I think they all have a bleed hole through the piston as it's the only way to bleed the gas from the top of the piston back to the LP side so the valve can close.

The reason I started drilling out the bleed holes in the first place is because of the older systems we had, with a danfoss sv1 float valve on the pilot receiver, sometimes you would get liquid in the pilot pipe to the PM valve and it would take a long time to bleed off, causing the valve to stay open for too long and emptying the pilot receiver.

the hole on the bottom was because the dowel pin would sometimes get gunked up and after some experimenting I found that with a bigger hole the gunk would get flushed out somehow, or at least the valves didn't get gunked up anymore :)


one word of caution though, if you drill the hole too big, in some cases where the EVM is mounted on the valve, you might start an uncontrolled hammer.
This because when the evm closes and the main valve closes, the main valve gets slammed shut, this in turn jolts the EVM and it starts an ever worsening cycle of the valve machinegunning :)
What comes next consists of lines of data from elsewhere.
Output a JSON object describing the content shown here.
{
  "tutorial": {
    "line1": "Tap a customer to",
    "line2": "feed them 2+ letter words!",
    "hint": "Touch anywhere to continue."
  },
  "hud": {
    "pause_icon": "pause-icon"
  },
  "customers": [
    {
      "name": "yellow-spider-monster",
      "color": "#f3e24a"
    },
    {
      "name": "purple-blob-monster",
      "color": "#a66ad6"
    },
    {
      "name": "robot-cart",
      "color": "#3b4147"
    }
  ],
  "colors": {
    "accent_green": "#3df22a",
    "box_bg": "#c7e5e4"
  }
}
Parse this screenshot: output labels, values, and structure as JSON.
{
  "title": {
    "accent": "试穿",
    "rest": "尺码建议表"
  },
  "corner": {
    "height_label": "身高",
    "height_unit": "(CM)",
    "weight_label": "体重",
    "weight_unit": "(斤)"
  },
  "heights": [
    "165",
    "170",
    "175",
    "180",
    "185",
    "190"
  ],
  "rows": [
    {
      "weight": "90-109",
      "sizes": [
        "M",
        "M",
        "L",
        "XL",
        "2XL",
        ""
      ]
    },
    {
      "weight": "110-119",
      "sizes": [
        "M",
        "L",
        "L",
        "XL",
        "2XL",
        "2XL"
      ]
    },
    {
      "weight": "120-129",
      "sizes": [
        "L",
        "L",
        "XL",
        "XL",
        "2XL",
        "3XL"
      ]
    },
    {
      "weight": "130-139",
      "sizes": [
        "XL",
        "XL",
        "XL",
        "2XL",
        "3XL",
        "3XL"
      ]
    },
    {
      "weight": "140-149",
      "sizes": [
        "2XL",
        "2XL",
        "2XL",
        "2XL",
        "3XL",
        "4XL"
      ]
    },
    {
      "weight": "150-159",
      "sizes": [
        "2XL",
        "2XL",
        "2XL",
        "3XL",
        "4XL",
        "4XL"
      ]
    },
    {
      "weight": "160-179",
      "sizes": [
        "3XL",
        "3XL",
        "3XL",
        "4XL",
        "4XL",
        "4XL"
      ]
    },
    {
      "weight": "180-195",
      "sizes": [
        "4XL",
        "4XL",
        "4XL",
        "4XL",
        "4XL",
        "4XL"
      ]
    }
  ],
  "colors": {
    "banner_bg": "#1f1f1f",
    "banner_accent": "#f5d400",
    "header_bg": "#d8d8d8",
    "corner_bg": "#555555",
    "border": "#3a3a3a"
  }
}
Grizzly
28-05-2014, 06:59 PM
Hi Guys.
I can confirm the bleed hole through the roll pin is totally relevant!
I can indeed also confirm that Rangers caution is valid.
As a PML does not have a bleed hole in the crown / periphery of the piston.
With the info posted last week, the restoration of all the plant was achieved and the customer was left producing Ice from all 6 plates.

Thanks Guys!
Grizzly